“Most of these states are Democratic states that pass legislation that we can look at and mirror to strengthen our own reproductive freedoms,” Bysiewicz told the News. “I think there’s a real sense of urgency and I know the other lieutenant governors who join me also share the urgency.”
Connecticut’s legislature is currently debating legislation that would expand access to abortion care by creating vending machines for abortion pills on college campuses, expanding the state’s Medicaid program to fully cover abortions and protecting Connecticut doctors from out-of-state legal action from anti-choice areas.
Connecticut is also debating legislation proposed by State Treasurer Erick Russell and State Reps. Jillian Gilchrest and Matt Blumenthal to create a fund that would pay for transportation and living expenses of any pregnant people living in anti-choice states who travel to Connecticut for an abortion.
“Since the Dobbs decision we’ve seen about a 30 percent increase in patients coming from states that have banned abortion,” Gretchen Raffa, vice president of public policy, advocacy and organizing at Planned Parenthood of Southern New England, told the News. “We think that that number is going to continue to go up because the reality is, as our neighboring states become kind of the go to for people that are traveling from the states that have banned abortion.”
Bysiewicz told the News that she has also been working with the lieutenant governor of Delaware, Bethany Hall-Long, on the state’s recent push to codify the right to abortion in the state’s constitution. While the state’s legislative Reproductive Caucus is currently not planning on pushing for a similar amendment in Connecticut, Bysiewicz believes that it is an important area to study in the future.
The creation of the coalition also comes as the Fifth Circuit Court of Appeals in Texas hears a case from anti-choice groups who hope to restrict access to Mifepristone. Bysiewicz told the News that the lieutenant governors have been working to create safeguards in their respective states in case the Fifth District revokes FDA approval for the drug.
In Connecticut, Lamont, Bysiewicz and Attorney General William Tong are working to create legal backstops to protect access to the drug as well as ensure continued access to other safe methods of abortion.
The reproductive coalition will meet regularly over Zoom and has already held briefings with the national Planned Parenthood about the Mifepristone lawsuit. According to Bysiewicz, the lieutenant governors have begun trading policy briefs between their staffs about legislative and executive policy that can be enacted on the state level.
The group also plans on working with federal legislative and executive leaders to help increase healthcare funding to states and protect access to reproductive medication like Mifepristone if the Texas lawsuit results in the revocation of FDA approval for the drug.
“It is paramount that state leaders work together to ensure that women have the freedom to make their own healthcare decisions,” Delaware Lieutenant Governor Bethany Hall-Long wrote to the News. “The Supreme Court’s decision to overturn Roe v. Wade was an offense to all women. We must lead by example in every State to ensure reproductive rights for women.”

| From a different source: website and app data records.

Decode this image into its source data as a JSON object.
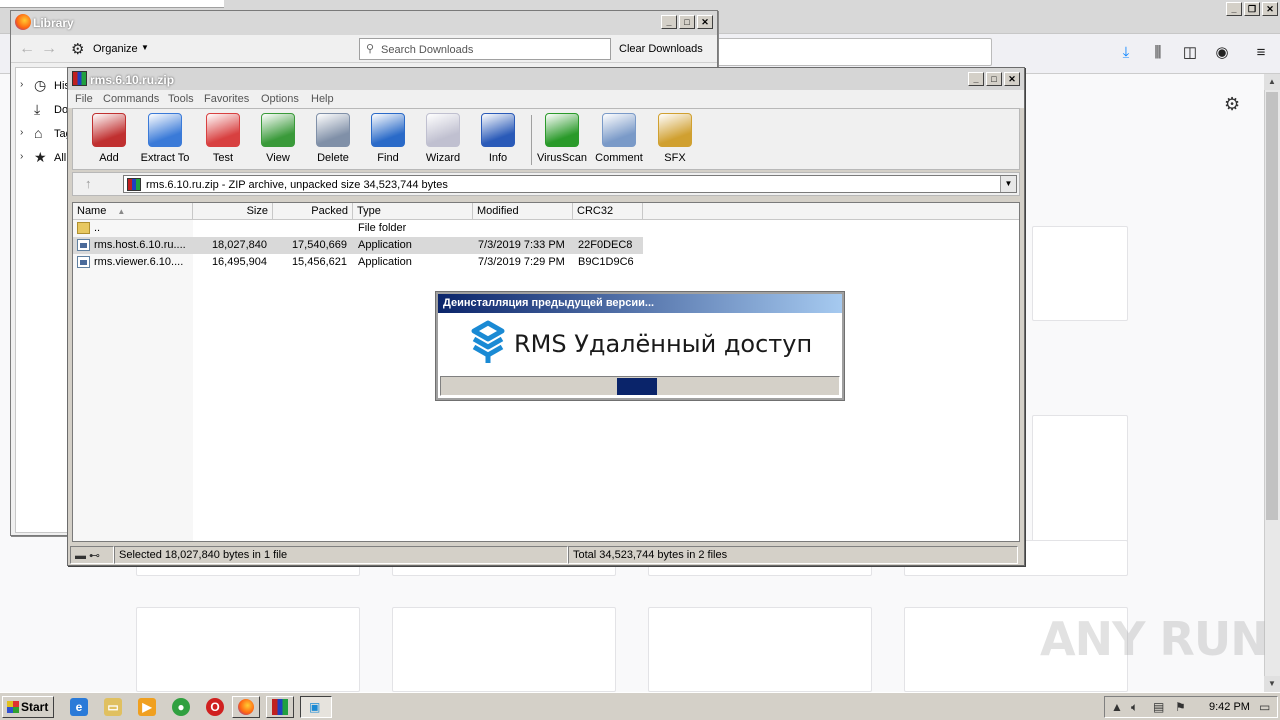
{
  "firefox": {
    "toolbar_icons": [
      "download-icon",
      "library-icon",
      "sidebar-icon",
      "account-icon",
      "menu-icon"
    ],
    "content_icon": "gear-icon"
  },
  "watermark": "ANY RUN",
  "library": {
    "title": "Library",
    "organize_label": "Organize",
    "search_placeholder": "Search Downloads",
    "clear_label": "Clear Downloads",
    "tree": [
      {
        "label": "History",
        "icon": "clock-icon"
      },
      {
        "label": "Downloads",
        "icon": "download-icon"
      },
      {
        "label": "Tags",
        "icon": "tag-icon"
      },
      {
        "label": "All Bookmarks",
        "icon": "star-icon"
      }
    ]
  },
  "winrar": {
    "title": "rms.6.10.ru.zip",
    "menu": [
      "File",
      "Commands",
      "Tools",
      "Favorites",
      "Options",
      "Help"
    ],
    "toolbar": [
      {
        "label": "Add",
        "color": "#c03030"
      },
      {
        "label": "Extract To",
        "color": "#3a7ad8"
      },
      {
        "label": "Test",
        "color": "#d84040"
      },
      {
        "label": "View",
        "color": "#3a9a3a"
      },
      {
        "label": "Delete",
        "color": "#8090a8"
      },
      {
        "label": "Find",
        "color": "#2a6ac8"
      },
      {
        "label": "Wizard",
        "color": "#c0c0d0"
      },
      {
        "label": "Info",
        "color": "#2a5ab8"
      },
      {
        "label": "VirusScan",
        "color": "#2a9a2a"
      },
      {
        "label": "Comment",
        "color": "#7a9ac8"
      },
      {
        "label": "SFX",
        "color": "#d0a030"
      }
    ],
    "path": "rms.6.10.ru.zip - ZIP archive, unpacked size 34,523,744 bytes",
    "columns": [
      "Name",
      "Size",
      "Packed",
      "Type",
      "Modified",
      "CRC32"
    ],
    "rows": [
      {
        "name": "..",
        "size": "",
        "packed": "",
        "type": "File folder",
        "modified": "",
        "crc": "",
        "kind": "folder"
      },
      {
        "name": "rms.host.6.10.ru....",
        "size": "18,027,840",
        "packed": "17,540,669",
        "type": "Application",
        "modified": "7/3/2019 7:33 PM",
        "crc": "22F0DEC8",
        "kind": "app"
      },
      {
        "name": "rms.viewer.6.10....",
        "size": "16,495,904",
        "packed": "15,456,621",
        "type": "Application",
        "modified": "7/3/2019 7:29 PM",
        "crc": "B9C1D9C6",
        "kind": "app"
      }
    ],
    "status_left": "Selected 18,027,840 bytes in 1 file",
    "status_right": "Total 34,523,744 bytes in 2 files"
  },
  "rms_dialog": {
    "title": "Деинсталляция предыдущей версии...",
    "product": "RMS Удалённый доступ",
    "logo_color": "#1a8ad4"
  },
  "taskbar": {
    "start_label": "Start",
    "clock": "9:42 PM"
  }
}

Three Yale Law School alumni voted to overturn access to abortion on the federal level in June.
Yash Roy covers City Hall and State Politics for the News. He is also a Production & Design editor, and Diversity, Equity & Inclusion chair for the News. Originally from Princeton, New Jersey, he is a sophomore in Timothy Dwight College majoring in Global Affairs